The Tasmanian government's commitment to a time frame for a truth-telling and a treaty with the state's palawa people has been welcomed by prominent figures in the community.
Former governor Kate Warner has been tasked to provide a report by October on options for a pathway to a treaty with the palawa.
Palawa Elder and Co-Chair of the Tasmanian Regional Communities Alliance (TRACA) Rodney Dillon said it's a positive step.
"A treaty needs to be a genuine commitment of living together in this country," he told NITV News.
"How are we going to get along for the next 200 years? Because we haven't got along well in the last 200," he said.
Mr Dillon said any potential treaty would need to address land and resource returns, truth-telling education, and youth incarceration.
"Colonisation has been severe on our People, for instance, our People never had police or prison systems, we had our own councils of Elders, and our people looked after each other," he said.
"But that commitment to working together to build better partnerships, to give back some of the things that were stolen from our people and talk about the truth of history in this country.
"The truth of this history that’s never been told, it’s still not being told in schools, the teachers today know nothing about Aboriginal history.

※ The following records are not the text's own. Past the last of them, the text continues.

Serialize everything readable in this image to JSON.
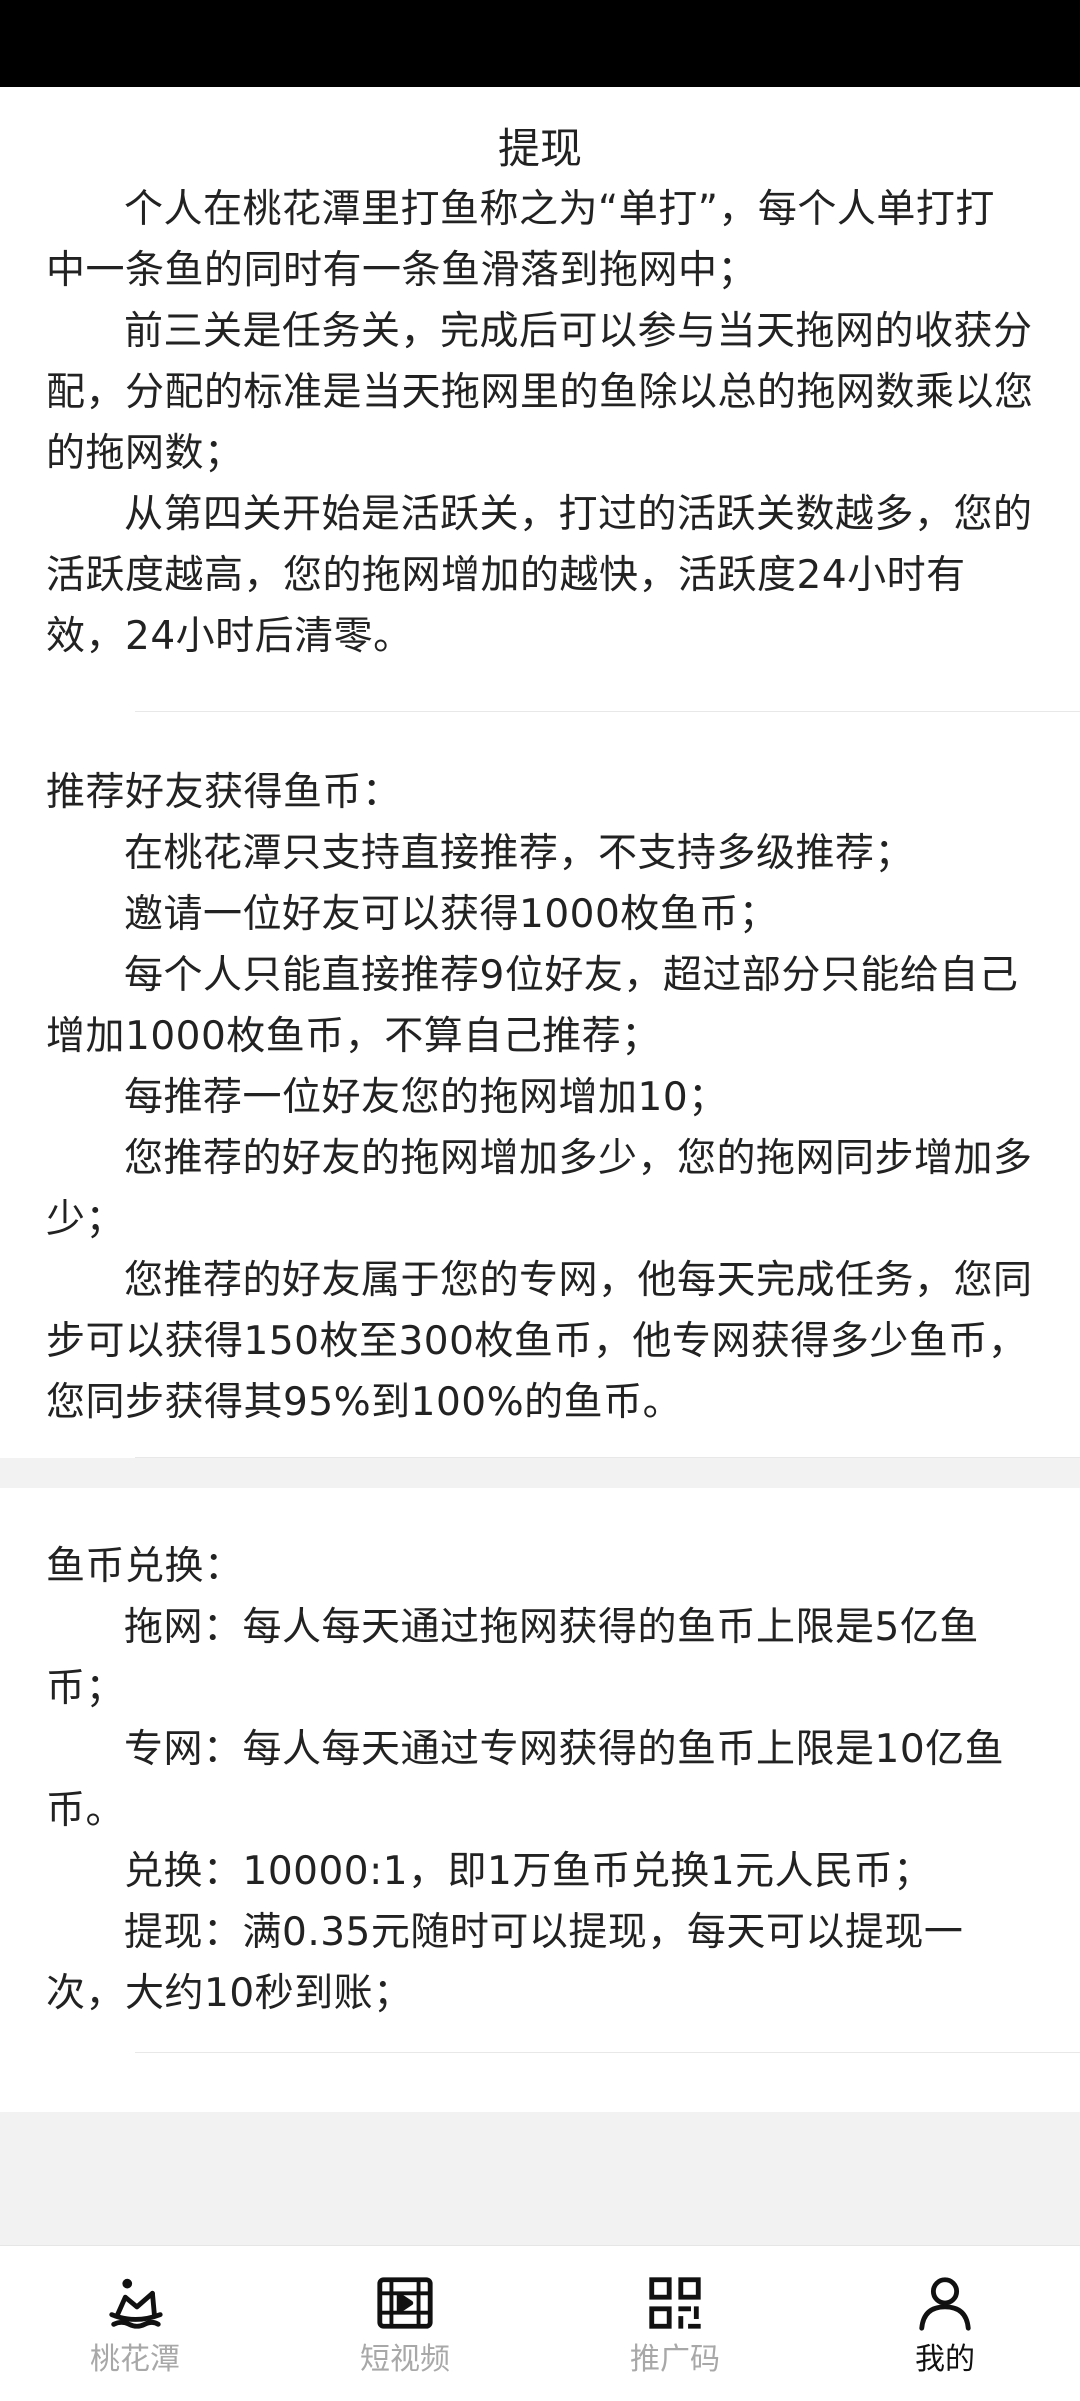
{
  "page": {
    "title": "提现"
  },
  "section1": {
    "paragraphs": [
      "个人在桃花潭里打鱼称之为“单打”，每个人单打打中一条鱼的同时有一条鱼滑落到拖网中；",
      "前三关是任务关，完成后可以参与当天拖网的收获分配，分配的标准是当天拖网里的鱼除以总的拖网数乘以您的拖网数；",
      "从第四关开始是活跃关，打过的活跃关数越多，您的活跃度越高，您的拖网增加的越快，活跃度24小时有效，24小时后清零。"
    ]
  },
  "section2": {
    "heading": "推荐好友获得鱼币：",
    "paragraphs": [
      "在桃花潭只支持直接推荐，不支持多级推荐；",
      "邀请一位好友可以获得1000枚鱼币；",
      "每个人只能直接推荐9位好友，超过部分只能给自己增加1000枚鱼币，不算自己推荐；",
      "每推荐一位好友您的拖网增加10；",
      "您推荐的好友的拖网增加多少，您的拖网同步增加多少；",
      "您推荐的好友属于您的专网，他每天完成任务，您同步可以获得150枚至300枚鱼币，他专网获得多少鱼币，您同步获得其95%到100%的鱼币。"
    ]
  },
  "section3": {
    "heading": "鱼币兑换：",
    "paragraphs": [
      "拖网：每人每天通过拖网获得的鱼币上限是5亿鱼币；",
      "专网：每人每天通过专网获得的鱼币上限是10亿鱼币。",
      "兑换：10000:1，即1万鱼币兑换1元人民币；",
      "提现：满0.35元随时可以提现，每天可以提现一次，大约10秒到账；"
    ]
  },
  "tabbar": {
    "tabs": [
      {
        "label": "桃花潭",
        "icon": "fishing-icon",
        "active": false
      },
      {
        "label": "短视频",
        "icon": "film-icon",
        "active": false
      },
      {
        "label": "推广码",
        "icon": "qrcode-icon",
        "active": false
      },
      {
        "label": "我的",
        "icon": "user-icon",
        "active": true
      }
    ],
    "active_color": "#111111",
    "inactive_color": "#a8a8a8"
  }
}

How do we get the teachers up to scratch teaching Aboriginal history?"
Premier Peter Gutwein made the announcement on the first day of parliament since his party was returned at the May 1 state poll.
He said former governor Kate Warner would "facilitate a process to understand directly from Tasmanian Aboriginal people themselves how best to take our next steps towards reconciliation".

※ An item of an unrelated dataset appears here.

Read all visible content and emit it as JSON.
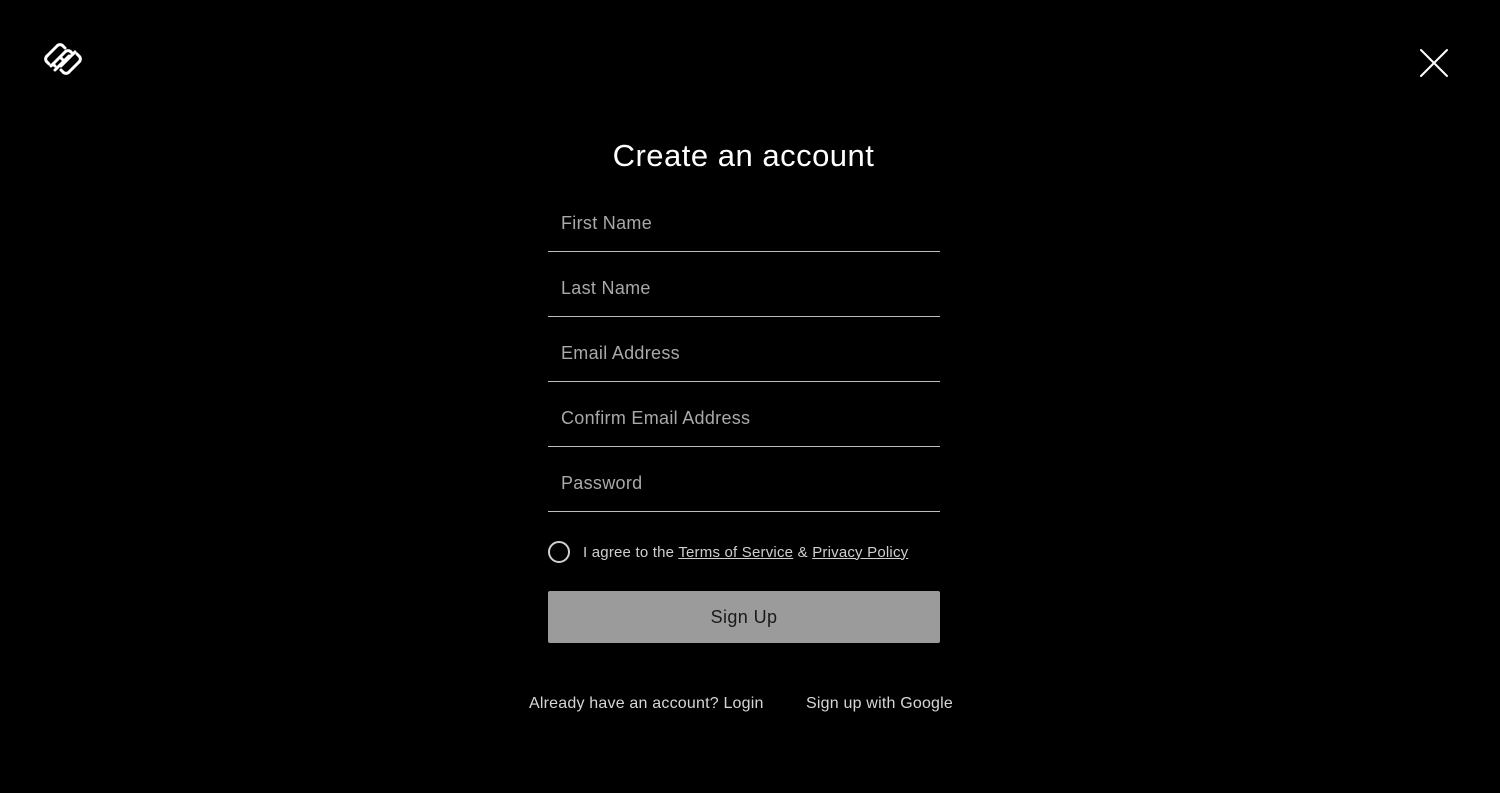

"Professor Warner will provide a report to government by October this year with recommendations outlining a proposed way forward towards reconciliation," he said in a statement on Tuesday.
The report will also canvass the views of Tasmanian Aboriginal people on a truth-telling process and what a pathway to a treaty would consist of.
"My government remains committed to stronger protection of Aboriginal heritage, and is open to proposals for further land return," Mr Gutwein said.
Mr Dillon urged Ms Warner and the Tasmanian Government to consult with all the different Aboriginal groups across Tasmania, and perhaps consider multiple treaties.
"It's not just one big treaty, you need to deal with the people in the areas that they are, not just one central body."
University of Tasmania humanitarian law specialist Tim McCormack will assist Prof Warner, with discussions to begin in the coming weeks.
It comes as the Liberals reiterated on Tuesday their support for a proposed cable car on Hobart's kunanyi/Mount Wellington, a plan savaged by sections of the palawa community.
In a group submission to Hobart City Council this week, ten Aboriginal heritage officers claimed the project would forever damage the cultural values of the mountain.
Liberal MP Nic Street said the cable car had the potential to bring "significant investment to the state" and create new jobs.
Relations between Tasmania's Aboriginal community and the Liberal government, which has been in power since 2014, have been shaky.
Aboriginal leaders have held concerns with 4WD access to significant west coast areas and also raised issues with slow movement on land returns.
A recently released Tourism Master Plan for the Tasmanian Wilderness World Heritage Area conceded Aboriginal storytelling is a "recognised gap" in the visitor experience.
The state government in March approved 15 Aboriginal place names, including Kennaook instead of Cape Grim, the site of an 1828 massacre of Indigenous people, and Taneneryouer for Suicide Bay.